Stored data:
------------------------------------------------

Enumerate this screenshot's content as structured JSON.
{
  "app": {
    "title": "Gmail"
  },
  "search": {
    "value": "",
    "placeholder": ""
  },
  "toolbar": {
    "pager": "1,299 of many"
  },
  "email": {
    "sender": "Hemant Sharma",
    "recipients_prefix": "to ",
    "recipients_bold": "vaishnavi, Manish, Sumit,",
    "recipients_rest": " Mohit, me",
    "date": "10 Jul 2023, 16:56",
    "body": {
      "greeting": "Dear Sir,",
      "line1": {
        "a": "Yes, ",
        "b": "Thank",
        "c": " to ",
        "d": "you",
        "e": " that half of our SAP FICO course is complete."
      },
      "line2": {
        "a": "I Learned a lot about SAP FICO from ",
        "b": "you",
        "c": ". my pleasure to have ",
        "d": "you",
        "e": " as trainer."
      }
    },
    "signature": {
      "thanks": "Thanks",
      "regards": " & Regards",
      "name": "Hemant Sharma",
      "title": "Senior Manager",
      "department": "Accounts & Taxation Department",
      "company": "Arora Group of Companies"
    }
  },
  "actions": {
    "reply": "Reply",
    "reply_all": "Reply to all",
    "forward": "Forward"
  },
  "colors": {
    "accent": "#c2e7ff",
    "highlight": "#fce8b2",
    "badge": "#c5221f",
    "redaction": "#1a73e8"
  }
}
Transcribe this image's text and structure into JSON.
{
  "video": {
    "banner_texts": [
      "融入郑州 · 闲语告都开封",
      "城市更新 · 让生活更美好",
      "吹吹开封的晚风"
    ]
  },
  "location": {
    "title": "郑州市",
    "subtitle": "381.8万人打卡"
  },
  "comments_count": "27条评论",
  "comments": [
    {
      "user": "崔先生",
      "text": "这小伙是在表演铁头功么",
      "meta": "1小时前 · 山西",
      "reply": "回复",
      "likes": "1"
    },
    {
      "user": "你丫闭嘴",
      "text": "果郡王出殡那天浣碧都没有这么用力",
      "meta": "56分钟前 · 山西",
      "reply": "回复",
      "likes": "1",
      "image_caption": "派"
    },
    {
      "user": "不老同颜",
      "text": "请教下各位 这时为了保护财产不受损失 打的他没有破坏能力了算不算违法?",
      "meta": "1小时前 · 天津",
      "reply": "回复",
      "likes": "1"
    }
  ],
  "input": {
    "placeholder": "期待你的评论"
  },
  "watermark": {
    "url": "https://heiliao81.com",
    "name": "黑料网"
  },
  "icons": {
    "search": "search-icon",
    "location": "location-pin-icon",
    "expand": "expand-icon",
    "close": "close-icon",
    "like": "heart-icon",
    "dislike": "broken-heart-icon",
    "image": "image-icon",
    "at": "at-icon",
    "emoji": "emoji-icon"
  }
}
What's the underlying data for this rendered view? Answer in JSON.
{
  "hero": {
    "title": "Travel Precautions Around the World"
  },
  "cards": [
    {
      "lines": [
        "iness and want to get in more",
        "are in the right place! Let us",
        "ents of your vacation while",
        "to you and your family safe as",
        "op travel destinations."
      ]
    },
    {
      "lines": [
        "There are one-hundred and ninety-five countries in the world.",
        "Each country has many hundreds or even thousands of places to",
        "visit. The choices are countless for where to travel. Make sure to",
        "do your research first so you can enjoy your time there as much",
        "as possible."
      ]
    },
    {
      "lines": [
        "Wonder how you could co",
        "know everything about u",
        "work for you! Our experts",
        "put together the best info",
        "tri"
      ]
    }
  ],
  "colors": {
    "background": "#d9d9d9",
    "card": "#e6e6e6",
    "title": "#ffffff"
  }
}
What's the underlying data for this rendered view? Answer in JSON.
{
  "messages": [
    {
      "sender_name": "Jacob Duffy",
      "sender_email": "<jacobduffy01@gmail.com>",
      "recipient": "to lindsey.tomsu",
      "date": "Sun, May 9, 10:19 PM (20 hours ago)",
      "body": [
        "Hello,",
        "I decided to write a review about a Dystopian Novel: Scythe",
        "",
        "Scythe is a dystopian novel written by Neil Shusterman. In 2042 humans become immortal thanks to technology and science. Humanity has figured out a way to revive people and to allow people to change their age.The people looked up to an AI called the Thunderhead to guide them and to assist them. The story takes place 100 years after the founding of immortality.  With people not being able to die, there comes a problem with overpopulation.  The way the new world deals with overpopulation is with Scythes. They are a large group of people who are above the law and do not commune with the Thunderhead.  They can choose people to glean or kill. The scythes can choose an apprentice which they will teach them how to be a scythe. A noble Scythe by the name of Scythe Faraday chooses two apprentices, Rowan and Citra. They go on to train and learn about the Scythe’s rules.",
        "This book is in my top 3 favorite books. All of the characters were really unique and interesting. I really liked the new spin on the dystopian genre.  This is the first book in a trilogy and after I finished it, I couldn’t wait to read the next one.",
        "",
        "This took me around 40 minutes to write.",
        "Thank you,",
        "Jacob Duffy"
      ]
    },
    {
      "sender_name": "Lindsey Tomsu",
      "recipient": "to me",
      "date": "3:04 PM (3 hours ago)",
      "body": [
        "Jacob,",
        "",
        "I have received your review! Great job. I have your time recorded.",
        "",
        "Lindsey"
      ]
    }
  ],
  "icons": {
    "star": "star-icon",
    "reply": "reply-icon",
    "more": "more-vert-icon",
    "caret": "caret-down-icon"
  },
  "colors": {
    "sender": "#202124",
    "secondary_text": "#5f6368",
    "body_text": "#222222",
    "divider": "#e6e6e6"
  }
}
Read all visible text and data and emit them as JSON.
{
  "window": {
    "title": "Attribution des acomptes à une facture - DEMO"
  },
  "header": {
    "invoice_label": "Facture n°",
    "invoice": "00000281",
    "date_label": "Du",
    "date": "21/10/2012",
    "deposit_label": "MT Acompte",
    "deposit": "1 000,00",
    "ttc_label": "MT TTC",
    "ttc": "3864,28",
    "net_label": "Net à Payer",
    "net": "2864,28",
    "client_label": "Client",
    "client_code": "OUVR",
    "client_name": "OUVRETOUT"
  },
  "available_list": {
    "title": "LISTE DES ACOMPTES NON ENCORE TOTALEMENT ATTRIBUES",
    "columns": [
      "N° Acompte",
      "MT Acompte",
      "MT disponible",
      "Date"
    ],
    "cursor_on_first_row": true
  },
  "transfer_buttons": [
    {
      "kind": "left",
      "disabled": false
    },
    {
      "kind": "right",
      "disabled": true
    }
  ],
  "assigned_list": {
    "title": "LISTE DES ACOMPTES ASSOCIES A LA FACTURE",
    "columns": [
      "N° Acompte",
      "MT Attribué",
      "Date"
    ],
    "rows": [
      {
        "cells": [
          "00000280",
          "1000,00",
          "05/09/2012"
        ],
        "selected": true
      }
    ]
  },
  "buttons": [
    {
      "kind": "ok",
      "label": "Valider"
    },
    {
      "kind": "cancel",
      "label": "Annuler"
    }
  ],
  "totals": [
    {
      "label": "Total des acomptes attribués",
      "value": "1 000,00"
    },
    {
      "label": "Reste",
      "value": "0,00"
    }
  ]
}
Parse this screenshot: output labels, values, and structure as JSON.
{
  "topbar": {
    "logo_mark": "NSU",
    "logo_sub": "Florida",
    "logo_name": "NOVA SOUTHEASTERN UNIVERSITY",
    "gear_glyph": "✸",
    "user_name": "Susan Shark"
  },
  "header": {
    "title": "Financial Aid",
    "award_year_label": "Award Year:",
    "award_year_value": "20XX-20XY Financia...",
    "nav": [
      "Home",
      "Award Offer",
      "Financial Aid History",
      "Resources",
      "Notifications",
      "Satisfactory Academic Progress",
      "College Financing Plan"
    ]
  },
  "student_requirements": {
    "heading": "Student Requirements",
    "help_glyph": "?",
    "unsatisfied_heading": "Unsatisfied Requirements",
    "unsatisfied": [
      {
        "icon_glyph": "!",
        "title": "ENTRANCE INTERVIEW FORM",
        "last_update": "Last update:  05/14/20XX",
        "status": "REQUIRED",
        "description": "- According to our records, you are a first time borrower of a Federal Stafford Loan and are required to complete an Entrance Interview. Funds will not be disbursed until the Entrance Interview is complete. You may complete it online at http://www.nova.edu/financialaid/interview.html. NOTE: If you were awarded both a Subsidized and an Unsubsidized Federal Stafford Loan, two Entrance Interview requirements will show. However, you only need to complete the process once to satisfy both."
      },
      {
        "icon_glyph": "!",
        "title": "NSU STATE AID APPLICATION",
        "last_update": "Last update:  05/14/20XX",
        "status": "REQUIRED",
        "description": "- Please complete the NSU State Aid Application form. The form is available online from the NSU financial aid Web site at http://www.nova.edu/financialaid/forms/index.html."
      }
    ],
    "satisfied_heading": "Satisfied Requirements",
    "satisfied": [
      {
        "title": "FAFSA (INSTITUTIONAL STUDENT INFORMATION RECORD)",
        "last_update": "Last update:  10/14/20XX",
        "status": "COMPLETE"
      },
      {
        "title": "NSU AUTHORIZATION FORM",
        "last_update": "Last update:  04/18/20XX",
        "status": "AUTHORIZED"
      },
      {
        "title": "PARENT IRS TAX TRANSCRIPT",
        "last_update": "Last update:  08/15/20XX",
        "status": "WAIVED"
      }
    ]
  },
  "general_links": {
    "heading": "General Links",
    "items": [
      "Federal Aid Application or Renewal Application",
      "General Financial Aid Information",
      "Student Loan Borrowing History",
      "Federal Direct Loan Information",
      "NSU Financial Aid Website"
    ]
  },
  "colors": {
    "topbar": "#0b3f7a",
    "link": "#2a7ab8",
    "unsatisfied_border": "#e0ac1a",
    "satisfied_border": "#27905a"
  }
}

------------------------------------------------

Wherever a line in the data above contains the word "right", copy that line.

Exercise solution:
        "are in the right place! Let us",
      "kind": "right",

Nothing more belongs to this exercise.